[Page and application data records]
○ ○ ○ ○

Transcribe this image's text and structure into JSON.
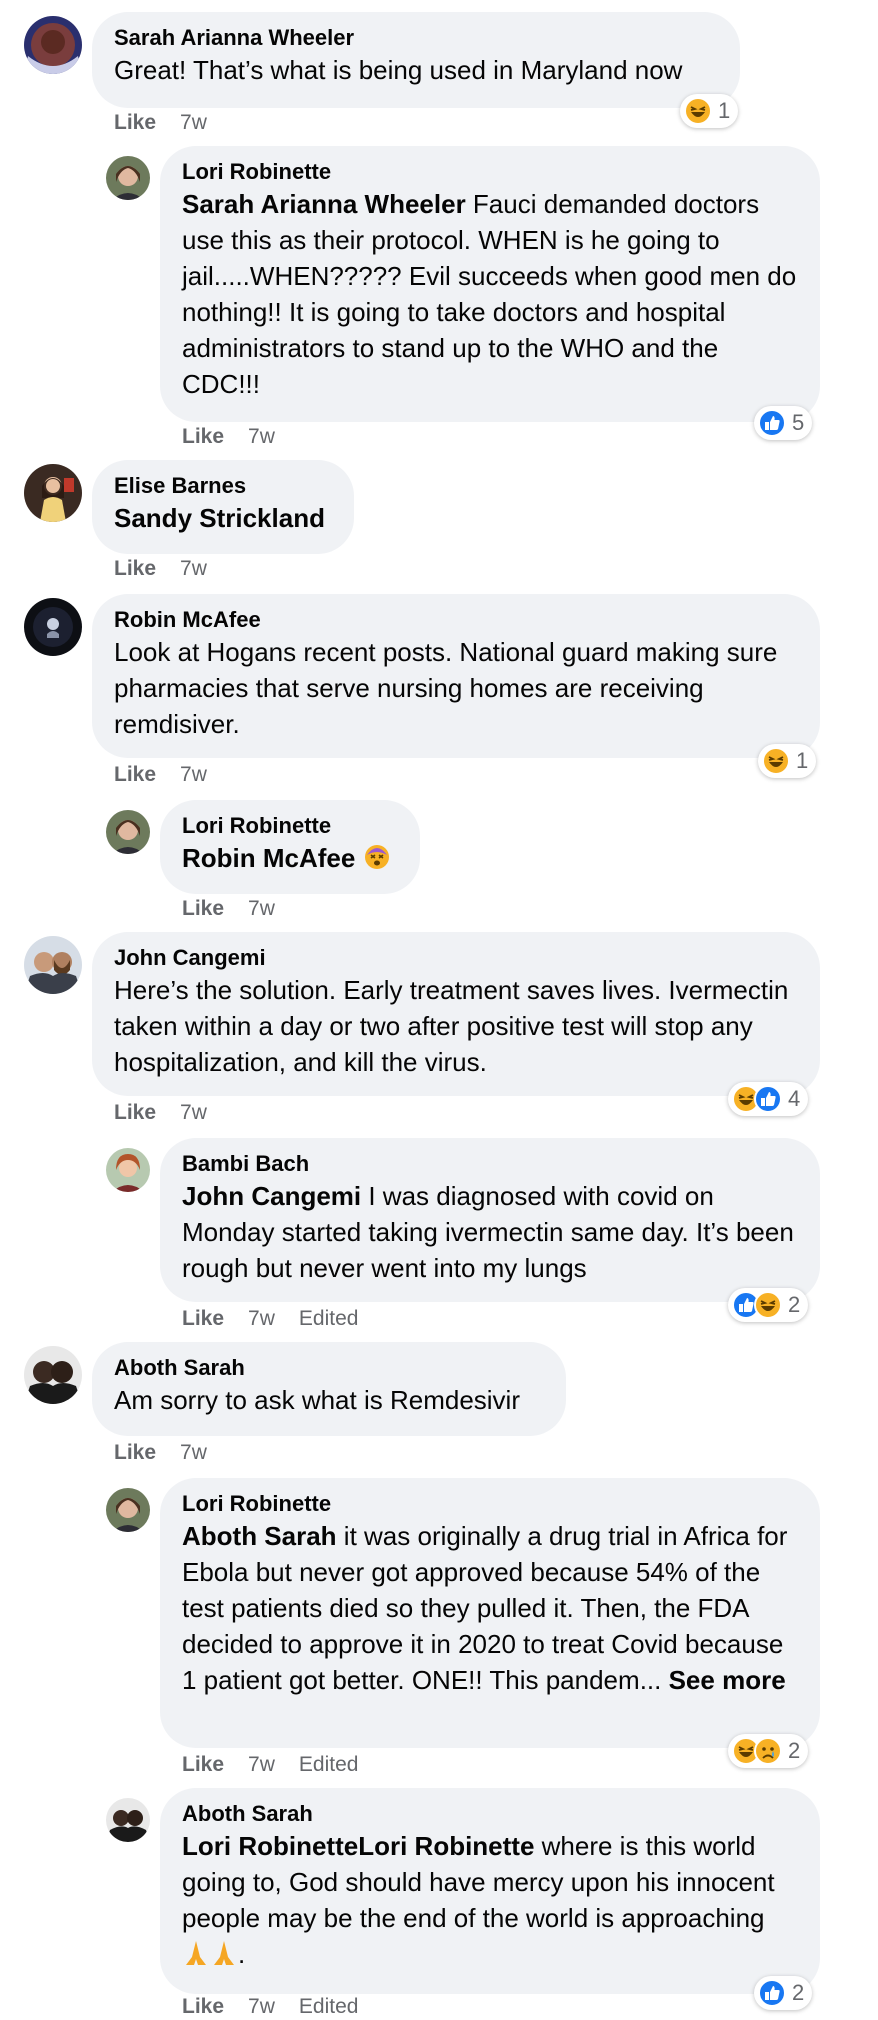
{
  "ui": {
    "like_label": "Like",
    "edited_label": "Edited",
    "see_more_label": "See more",
    "ellipsis": "..."
  },
  "colors": {
    "bubble": "#f0f2f5",
    "meta_text": "#65676b",
    "like_blue": "#1877f2",
    "haha_yellow": "#f7b125"
  },
  "comments": [
    {
      "author": "Sarah Arianna Wheeler",
      "text": "Great! That’s what is being used in Maryland now",
      "time": "7w",
      "reactions": {
        "icons": [
          "haha-icon"
        ],
        "count": "1"
      }
    },
    {
      "author": "Lori Robinette",
      "mention": "Sarah Arianna Wheeler",
      "text": " Fauci demanded doctors use this as their protocol. WHEN is he going to jail.....WHEN????? Evil succeeds when good men do nothing!! It is going to take doctors and hospital administrators to stand up to the WHO and the CDC!!!",
      "time": "7w",
      "reactions": {
        "icons": [
          "like-icon"
        ],
        "count": "5"
      }
    },
    {
      "author": "Elise Barnes",
      "mention": "Sandy Strickland",
      "time": "7w"
    },
    {
      "author": "Robin McAfee",
      "text": "Look at Hogans recent posts. National guard making sure pharmacies that serve nursing homes are receiving remdisiver.",
      "time": "7w",
      "reactions": {
        "icons": [
          "haha-icon"
        ],
        "count": "1"
      }
    },
    {
      "author": "Lori Robinette",
      "mention": "Robin McAfee",
      "emoji": "dizzy-face-emoji",
      "time": "7w"
    },
    {
      "author": "John Cangemi",
      "text": "Here’s the solution. Early treatment saves lives. Ivermectin taken within a day or two after positive test will stop any hospitalization, and kill the virus.",
      "time": "7w",
      "reactions": {
        "icons": [
          "haha-icon",
          "like-icon"
        ],
        "count": "4"
      }
    },
    {
      "author": "Bambi Bach",
      "mention": "John Cangemi",
      "text": " I was diagnosed with covid on Monday started taking ivermectin same day. It’s been rough but never went into my lungs",
      "time": "7w",
      "edited": true,
      "reactions": {
        "icons": [
          "like-icon",
          "haha-icon"
        ],
        "count": "2"
      }
    },
    {
      "author": "Aboth Sarah",
      "text": "Am sorry to ask what is Remdesivir",
      "time": "7w"
    },
    {
      "author": "Lori Robinette",
      "mention": "Aboth Sarah",
      "text": " it was originally a drug trial in Africa for Ebola but never got approved because 54% of the test patients died so they pulled it. Then, the FDA decided to approve it in 2020 to treat Covid because 1 patient got better. ONE!! This pandem",
      "time": "7w",
      "edited": true,
      "reactions": {
        "icons": [
          "haha-icon",
          "sad-icon"
        ],
        "count": "2"
      }
    },
    {
      "author": "Aboth Sarah",
      "mention": "Lori RobinetteLori Robinette",
      "text": " where is this world going to, God should have mercy upon his innocent people may be the end of the world is approaching ",
      "emoji": "folded-hands-emoji",
      "text_end": ".",
      "time": "7w",
      "edited": true,
      "reactions": {
        "icons": [
          "like-icon"
        ],
        "count": "2"
      }
    }
  ]
}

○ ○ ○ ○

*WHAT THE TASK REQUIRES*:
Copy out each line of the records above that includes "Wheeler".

*RESPONSE TO THE TASK*:
      "author": "Sarah Arianna Wheeler",
      "mention": "Sarah Arianna Wheeler",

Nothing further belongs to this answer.